Word reached us weeks later of a special gathering at the U.S. Embassy in honor of a national holiday. I suppose Veteran's Day is the most likely. Ordinarily we would not have gone, but after 9/11 it felt essential to be with other Americans, even though we wouldn't know any of them. We left school early, dressed in our best clothes, and took a taxi to the Embassy. We could hardly see the fence because of the stacks of flowers, cards, and stuffed animals the lovely Thai people had left there in sympathy. There was even a sort of guest book like one would have at a wedding, and it was rapidly filling with kind wishes from the local people.
Once we were cleared by security and inside the grounds, we found our way to a temporary pavilion filled with folding chairs and a podium up front. It was a larger version of the same kind of dark pavilion under which we sat at my grandparents' graveside services. The ambassador and other officials made their customary speeches and announcements for the holiday in question, but they also made a special point to remember those who had lost their lives in 9/11.

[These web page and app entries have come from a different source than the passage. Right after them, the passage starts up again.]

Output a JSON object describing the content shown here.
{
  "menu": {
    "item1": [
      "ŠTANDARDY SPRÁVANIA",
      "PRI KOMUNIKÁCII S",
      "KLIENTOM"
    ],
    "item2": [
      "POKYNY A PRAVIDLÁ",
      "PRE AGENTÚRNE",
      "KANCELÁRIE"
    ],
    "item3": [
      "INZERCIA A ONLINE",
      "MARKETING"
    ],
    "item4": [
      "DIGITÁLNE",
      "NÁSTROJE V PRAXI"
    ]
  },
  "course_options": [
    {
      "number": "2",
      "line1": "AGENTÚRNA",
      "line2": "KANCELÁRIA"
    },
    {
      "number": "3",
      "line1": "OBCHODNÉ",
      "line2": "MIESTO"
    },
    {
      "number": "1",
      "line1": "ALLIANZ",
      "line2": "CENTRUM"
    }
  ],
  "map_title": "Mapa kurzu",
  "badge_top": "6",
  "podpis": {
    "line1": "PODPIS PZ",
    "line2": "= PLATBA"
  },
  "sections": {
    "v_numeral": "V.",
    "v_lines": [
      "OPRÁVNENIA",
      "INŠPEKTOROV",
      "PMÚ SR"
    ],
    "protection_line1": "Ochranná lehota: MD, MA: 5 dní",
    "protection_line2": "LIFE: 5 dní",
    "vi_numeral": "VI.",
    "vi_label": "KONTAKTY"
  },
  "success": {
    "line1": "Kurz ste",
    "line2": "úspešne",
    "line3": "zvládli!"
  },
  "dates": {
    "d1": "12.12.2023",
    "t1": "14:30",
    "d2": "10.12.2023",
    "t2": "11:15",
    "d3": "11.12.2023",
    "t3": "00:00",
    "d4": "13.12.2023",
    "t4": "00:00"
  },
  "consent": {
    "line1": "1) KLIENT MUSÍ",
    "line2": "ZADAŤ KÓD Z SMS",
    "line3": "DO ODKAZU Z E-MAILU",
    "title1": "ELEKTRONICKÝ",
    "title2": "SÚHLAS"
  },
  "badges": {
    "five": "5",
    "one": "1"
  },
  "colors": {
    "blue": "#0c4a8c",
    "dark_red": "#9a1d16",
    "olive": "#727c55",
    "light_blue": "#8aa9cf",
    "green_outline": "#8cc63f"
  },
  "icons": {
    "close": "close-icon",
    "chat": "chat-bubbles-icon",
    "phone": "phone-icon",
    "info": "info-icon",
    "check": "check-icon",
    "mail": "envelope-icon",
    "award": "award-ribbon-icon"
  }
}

What I remember most about that gathering, however, was the singing. Hands over our hearts, we sang "The Star-Spangled Banner" in front of the flag. Then, which may not have been planned in advance, someone started "God Bless America." We continued to "America the Beautiful." After all these years, I probably have the order wrong, but I remember the songs and the comfort it gave to sing patriotic songs and prayers among other expatriates, the first group of Americans we'd encountered since the tragic events of that beautiful September Tuesday when U.S. history changed in lasting ways.
This day is not about me, of course, but it is a day haunted by memories for Americans. Whether we personally know people who laid down their lives or not, we all experienced loss that day. Previous generations have their stories of where they were when they heard the news of Pearl Harbor or the Kennedy assassination or both. September 11 is my generation's day of infamy and courage, so far, at least. We have not told our "where-were-you" story in writing or on the blog before, but it seems right to share it now.
On this fifteenth anniversary of 9/11, my prayers go out to those who lost dear family members and friends that day. May the Lord comfort you in the grief that will never truly leave. To the surviving first-responders, thank you for your sacrifice and heroic example. May the Lord help you as you grieve and give you all the help, provision, and wisdom you need for the health and emotional problems caused by the horrible things you faced that day. May your families receive all the help and patience they need to love you well. To the surviving members of the terror cell, may you come to know the forgiveness and cleansing only the Lord Jesus Christ can give.
"O beautiful for heroes proved In liberating strife,
Who more than self their country loved,
And mercy more than life!
America! America! May God thy gold refine
Till all success be nobleness,
And ev’ry gain divine!" (Katherine Lee Bates, "America the Beautiful").
**all photos from the somber 9/11 memorial exhibit at the George W. Bush Presidential Library on the campus of Southern Methodist University